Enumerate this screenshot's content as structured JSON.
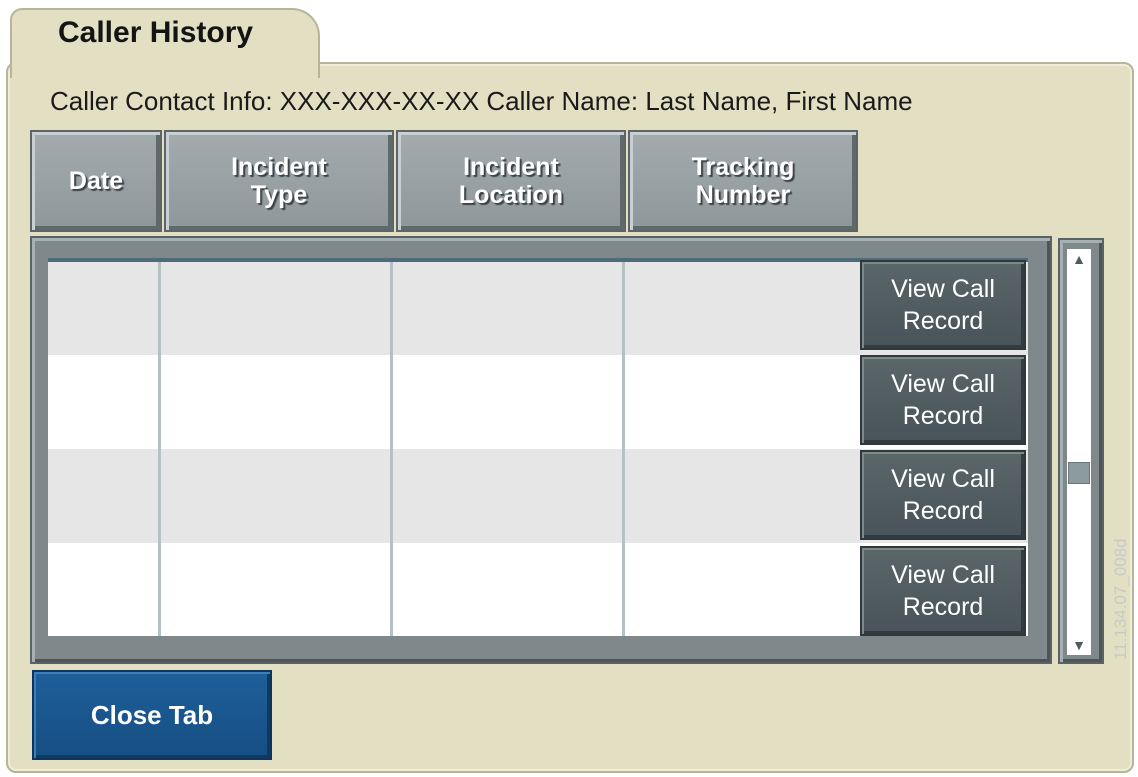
{
  "tab": {
    "title": "Caller History"
  },
  "caller_info": "Caller Contact Info: XXX-XXX-XX-XX  Caller Name: Last Name, First Name",
  "columns": [
    "Date",
    "Incident\nType",
    "Incident\nLocation",
    "Tracking\nNumber"
  ],
  "rows": [
    {
      "action": "View Call\nRecord"
    },
    {
      "action": "View Call\nRecord"
    },
    {
      "action": "View Call\nRecord"
    },
    {
      "action": "View Call\nRecord"
    }
  ],
  "close_button": "Close Tab",
  "watermark": "11.134.07_008d",
  "colors": {
    "panel": "#e2dfc3",
    "header": "#939c9f",
    "row_shaded": "#e6e6e6",
    "row_plain": "#ffffff",
    "close_button": "#1a5690"
  }
}
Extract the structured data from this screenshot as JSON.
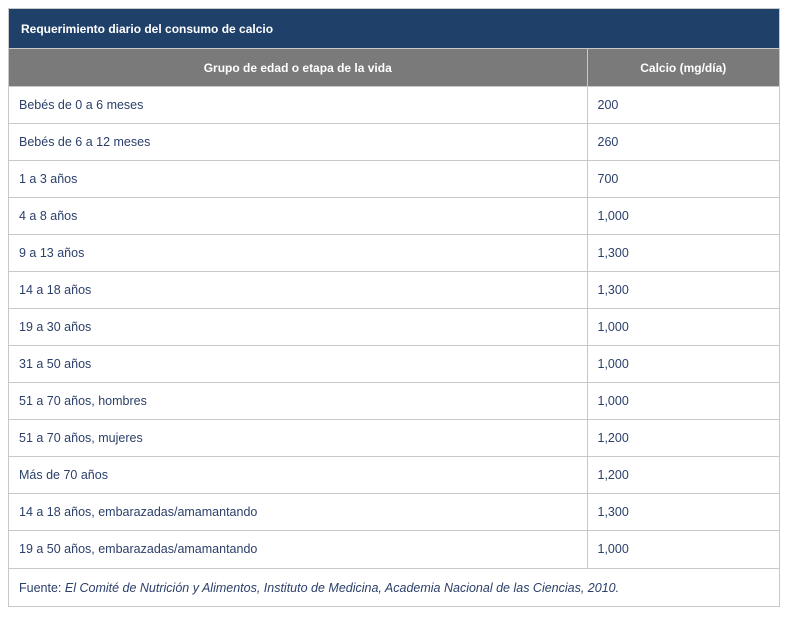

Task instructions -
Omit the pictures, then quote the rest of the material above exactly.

Output below -
Enumerate this screenshot's content as structured JSON.
{
  "tab": {
    "title": "Caller History"
  },
  "caller_info": "Caller Contact Info: XXX-XXX-XX-XX  Caller Name: Last Name, First Name",
  "columns": [
    "Date",
    "Incident\nType",
    "Incident\nLocation",
    "Tracking\nNumber"
  ],
  "rows": [
    {
      "action": "View Call\nRecord"
    },
    {
      "action": "View Call\nRecord"
    },
    {
      "action": "View Call\nRecord"
    },
    {
      "action": "View Call\nRecord"
    }
  ],
  "close_button": "Close Tab",
  "watermark": "11.134.07_008d",
  "colors": {
    "panel": "#e2dfc3",
    "header": "#939c9f",
    "row_shaded": "#e6e6e6",
    "row_plain": "#ffffff",
    "close_button": "#1a5690"
  }
}
Extract the structured data from this screenshot as JSON.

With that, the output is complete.